Hundreds of yards from Twin Pines Park, where city officials keep their offices, a potential methamphetamine lab was found in a residence on South Road.
Officials are still investigating whether in fact it was a laboratory for the drug commonly known as "speed" but agents decided there was enough material present to conduct such an investigation.
There have been no arrests in connection with the lab as state officials try to track down the owner of the residence on the 900 block of South Road, Lt. Mark Wyss of San Mateo County’s Narcotics Task Force said.
"They’re trying to make heads or tails of who was residing there," Wyss said.
At approximately 9:25 p.m. on Sunday, the Belmont-San Carlos Fire Department and Belmont Police responded to a hazardous materials call on South Road.
The narcotics task force was called and its expert in the field said that the materials found, such as glassware and chemicals, were consistent with a potential lab, albeit a small one, said Wyss.

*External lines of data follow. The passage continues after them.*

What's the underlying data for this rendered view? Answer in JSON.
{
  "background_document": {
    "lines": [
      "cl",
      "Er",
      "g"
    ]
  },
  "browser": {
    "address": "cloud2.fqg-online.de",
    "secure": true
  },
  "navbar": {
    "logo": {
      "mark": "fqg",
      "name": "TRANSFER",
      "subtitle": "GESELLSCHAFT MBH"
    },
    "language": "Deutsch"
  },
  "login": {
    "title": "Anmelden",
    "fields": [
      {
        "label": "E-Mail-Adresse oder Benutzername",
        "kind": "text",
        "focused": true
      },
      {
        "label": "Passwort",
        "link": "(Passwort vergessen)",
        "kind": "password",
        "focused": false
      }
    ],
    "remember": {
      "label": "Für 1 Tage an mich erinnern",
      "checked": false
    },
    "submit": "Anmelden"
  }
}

California’s Bureau of Narcotics Enforcement is now handling the investigation and analysis of the materials.
Battalion Chief Dave Gillette of the Belmont-San Carlos Fire Department, a hazardous materials specialist for the county, said there are different methods of producing the extremely addictive drug. But, he said, meth labs generally contain some type of corrosive acid such as hydrochloric, a reactive and toxic substance such as red phosphorus and a volatile solvent such as acetone or fuel for a camping stove.
Gillette said the residue from cooking the substances and chemicals contaminates the entire house and the walls frequently need to be stripped during clean up.
The labs also pose a potential for fire, explosions and toxic gas releases.